(Records contained in a dataset)

· · · ·

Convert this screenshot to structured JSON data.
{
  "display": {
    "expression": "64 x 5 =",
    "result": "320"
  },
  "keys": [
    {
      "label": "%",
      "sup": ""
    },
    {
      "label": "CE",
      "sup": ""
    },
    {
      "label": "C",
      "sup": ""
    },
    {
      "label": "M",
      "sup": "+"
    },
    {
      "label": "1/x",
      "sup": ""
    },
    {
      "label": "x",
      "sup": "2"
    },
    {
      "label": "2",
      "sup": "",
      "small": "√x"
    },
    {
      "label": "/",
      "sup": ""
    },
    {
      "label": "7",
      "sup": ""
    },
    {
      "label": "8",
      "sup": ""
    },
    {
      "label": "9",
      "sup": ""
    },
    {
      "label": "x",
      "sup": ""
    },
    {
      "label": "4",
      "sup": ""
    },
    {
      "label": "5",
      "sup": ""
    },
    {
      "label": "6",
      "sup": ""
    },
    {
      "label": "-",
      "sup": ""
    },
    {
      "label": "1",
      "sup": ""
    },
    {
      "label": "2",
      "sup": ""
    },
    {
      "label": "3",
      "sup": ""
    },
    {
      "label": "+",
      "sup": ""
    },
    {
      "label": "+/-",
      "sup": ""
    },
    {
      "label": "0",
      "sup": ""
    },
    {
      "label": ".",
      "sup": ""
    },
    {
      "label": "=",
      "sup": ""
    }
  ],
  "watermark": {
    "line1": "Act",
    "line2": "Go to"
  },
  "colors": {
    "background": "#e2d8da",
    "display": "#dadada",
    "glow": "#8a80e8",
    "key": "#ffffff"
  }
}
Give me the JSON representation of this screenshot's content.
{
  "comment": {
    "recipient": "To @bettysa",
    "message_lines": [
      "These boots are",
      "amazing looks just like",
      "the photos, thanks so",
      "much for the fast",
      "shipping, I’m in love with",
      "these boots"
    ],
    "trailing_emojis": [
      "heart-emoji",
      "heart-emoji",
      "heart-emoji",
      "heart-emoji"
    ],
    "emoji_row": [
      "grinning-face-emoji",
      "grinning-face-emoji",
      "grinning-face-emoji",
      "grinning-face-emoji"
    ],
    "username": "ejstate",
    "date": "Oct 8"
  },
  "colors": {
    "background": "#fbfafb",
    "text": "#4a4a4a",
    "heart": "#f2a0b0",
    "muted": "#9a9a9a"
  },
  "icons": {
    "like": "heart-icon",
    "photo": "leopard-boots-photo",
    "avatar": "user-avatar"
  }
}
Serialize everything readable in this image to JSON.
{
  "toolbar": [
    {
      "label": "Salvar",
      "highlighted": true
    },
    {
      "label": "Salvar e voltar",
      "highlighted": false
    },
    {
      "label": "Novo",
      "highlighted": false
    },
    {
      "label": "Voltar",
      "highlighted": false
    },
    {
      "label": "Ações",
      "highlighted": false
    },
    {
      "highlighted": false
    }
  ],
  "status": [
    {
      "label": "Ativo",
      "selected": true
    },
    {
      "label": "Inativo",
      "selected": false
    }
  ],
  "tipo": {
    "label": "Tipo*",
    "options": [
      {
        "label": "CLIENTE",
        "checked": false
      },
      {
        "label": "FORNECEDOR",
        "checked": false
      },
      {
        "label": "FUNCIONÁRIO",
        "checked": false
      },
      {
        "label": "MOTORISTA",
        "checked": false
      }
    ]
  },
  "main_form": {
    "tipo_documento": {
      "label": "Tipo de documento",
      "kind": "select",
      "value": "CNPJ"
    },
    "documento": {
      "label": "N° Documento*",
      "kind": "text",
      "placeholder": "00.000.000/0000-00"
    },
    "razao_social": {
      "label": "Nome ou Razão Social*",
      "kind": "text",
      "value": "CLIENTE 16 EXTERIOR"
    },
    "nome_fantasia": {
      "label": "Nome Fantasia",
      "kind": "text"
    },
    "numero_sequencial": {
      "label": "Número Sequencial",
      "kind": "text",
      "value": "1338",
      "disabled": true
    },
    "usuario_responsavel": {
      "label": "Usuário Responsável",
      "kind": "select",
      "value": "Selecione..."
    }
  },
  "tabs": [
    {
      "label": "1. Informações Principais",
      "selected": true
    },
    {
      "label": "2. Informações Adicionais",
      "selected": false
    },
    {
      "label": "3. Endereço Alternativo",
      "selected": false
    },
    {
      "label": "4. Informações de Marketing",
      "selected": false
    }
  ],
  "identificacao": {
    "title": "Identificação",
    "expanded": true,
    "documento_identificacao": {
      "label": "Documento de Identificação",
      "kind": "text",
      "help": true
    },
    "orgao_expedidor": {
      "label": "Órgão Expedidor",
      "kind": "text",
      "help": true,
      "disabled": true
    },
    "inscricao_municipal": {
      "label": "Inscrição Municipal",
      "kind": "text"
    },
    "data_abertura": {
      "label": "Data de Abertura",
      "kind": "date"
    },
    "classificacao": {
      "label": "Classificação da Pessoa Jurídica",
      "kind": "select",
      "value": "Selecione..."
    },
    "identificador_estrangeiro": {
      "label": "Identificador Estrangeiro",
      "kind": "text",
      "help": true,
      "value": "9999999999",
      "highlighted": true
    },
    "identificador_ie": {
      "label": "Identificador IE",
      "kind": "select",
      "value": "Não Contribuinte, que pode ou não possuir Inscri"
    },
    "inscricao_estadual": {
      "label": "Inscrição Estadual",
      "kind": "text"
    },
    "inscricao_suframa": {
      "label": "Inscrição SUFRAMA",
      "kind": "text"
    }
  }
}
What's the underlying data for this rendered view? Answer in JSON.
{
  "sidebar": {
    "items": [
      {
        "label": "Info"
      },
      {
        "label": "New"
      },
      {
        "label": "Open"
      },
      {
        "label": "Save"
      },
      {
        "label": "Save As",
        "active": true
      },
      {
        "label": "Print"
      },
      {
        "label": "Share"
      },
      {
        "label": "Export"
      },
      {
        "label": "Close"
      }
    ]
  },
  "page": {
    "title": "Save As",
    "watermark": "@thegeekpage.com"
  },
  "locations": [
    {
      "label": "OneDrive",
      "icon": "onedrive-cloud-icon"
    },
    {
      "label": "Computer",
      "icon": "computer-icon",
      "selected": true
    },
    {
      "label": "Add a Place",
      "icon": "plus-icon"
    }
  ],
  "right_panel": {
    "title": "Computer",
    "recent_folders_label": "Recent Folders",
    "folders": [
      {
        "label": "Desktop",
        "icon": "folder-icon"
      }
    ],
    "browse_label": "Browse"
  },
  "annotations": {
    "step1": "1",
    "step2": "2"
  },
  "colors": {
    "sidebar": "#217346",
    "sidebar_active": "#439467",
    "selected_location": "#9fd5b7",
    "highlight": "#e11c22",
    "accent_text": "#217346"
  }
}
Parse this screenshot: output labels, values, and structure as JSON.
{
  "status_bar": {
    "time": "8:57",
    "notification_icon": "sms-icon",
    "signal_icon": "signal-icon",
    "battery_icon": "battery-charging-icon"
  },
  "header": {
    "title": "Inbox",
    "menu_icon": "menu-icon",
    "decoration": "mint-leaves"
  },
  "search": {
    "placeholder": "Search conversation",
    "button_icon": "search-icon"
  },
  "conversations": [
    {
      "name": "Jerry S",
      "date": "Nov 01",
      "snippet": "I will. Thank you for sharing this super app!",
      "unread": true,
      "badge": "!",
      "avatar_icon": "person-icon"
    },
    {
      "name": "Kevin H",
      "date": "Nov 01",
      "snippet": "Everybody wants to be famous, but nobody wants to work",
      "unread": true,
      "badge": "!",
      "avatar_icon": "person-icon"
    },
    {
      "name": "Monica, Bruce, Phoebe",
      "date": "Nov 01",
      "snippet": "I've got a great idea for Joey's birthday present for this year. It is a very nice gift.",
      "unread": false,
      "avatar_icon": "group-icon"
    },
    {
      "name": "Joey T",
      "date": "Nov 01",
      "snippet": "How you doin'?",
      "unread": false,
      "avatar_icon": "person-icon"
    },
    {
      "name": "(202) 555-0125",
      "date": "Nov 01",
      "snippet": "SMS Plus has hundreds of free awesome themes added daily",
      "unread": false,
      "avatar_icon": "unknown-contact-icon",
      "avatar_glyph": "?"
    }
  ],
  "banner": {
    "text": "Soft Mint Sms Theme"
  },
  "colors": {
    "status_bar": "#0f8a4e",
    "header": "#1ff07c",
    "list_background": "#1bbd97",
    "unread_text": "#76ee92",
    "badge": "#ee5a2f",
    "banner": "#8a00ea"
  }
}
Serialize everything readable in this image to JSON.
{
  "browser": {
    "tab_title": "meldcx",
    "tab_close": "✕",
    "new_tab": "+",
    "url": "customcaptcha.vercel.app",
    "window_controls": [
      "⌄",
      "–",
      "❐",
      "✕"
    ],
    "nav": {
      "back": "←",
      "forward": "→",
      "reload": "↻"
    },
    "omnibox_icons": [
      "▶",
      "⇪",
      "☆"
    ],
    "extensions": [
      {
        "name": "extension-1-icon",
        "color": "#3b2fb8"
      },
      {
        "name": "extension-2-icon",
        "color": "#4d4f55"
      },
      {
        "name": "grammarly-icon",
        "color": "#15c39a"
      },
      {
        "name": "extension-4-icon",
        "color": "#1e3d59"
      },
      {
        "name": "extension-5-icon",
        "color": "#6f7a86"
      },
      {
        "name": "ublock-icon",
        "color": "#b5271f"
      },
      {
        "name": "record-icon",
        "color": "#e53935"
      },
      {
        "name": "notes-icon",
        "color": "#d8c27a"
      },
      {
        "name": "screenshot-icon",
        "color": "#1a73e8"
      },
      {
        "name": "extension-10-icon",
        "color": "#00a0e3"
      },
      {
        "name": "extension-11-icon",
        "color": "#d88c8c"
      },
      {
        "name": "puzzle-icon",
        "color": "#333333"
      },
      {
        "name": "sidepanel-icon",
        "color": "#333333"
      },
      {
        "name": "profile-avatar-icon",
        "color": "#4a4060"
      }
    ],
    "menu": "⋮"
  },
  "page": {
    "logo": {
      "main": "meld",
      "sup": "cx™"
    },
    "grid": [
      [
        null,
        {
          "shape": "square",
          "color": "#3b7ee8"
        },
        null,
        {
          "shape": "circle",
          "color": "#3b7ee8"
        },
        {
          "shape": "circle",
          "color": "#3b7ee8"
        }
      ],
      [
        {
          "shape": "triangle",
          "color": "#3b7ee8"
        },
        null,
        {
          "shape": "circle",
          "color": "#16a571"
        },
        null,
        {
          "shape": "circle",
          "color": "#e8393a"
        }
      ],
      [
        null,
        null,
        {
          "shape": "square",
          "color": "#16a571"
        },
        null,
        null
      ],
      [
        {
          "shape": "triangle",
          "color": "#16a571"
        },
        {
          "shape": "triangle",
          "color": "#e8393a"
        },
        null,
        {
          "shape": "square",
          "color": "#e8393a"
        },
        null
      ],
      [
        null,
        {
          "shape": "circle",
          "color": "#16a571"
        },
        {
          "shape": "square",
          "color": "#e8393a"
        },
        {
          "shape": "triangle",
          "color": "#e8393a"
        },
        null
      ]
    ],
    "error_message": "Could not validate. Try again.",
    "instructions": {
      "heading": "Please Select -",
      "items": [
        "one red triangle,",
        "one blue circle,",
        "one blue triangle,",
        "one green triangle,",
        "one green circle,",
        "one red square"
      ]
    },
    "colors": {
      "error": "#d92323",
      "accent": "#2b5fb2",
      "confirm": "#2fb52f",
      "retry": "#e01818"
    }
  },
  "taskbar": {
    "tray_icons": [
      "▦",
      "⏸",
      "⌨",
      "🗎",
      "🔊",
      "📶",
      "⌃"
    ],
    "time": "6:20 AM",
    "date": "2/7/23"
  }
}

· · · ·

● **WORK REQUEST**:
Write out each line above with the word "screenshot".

● **RESPONSE**:
Convert this screenshot to structured JSON data.
Give me the JSON representation of this screenshot's content.
Parse this screenshot: output labels, values, and structure as JSON.
        "name": "screenshot-icon",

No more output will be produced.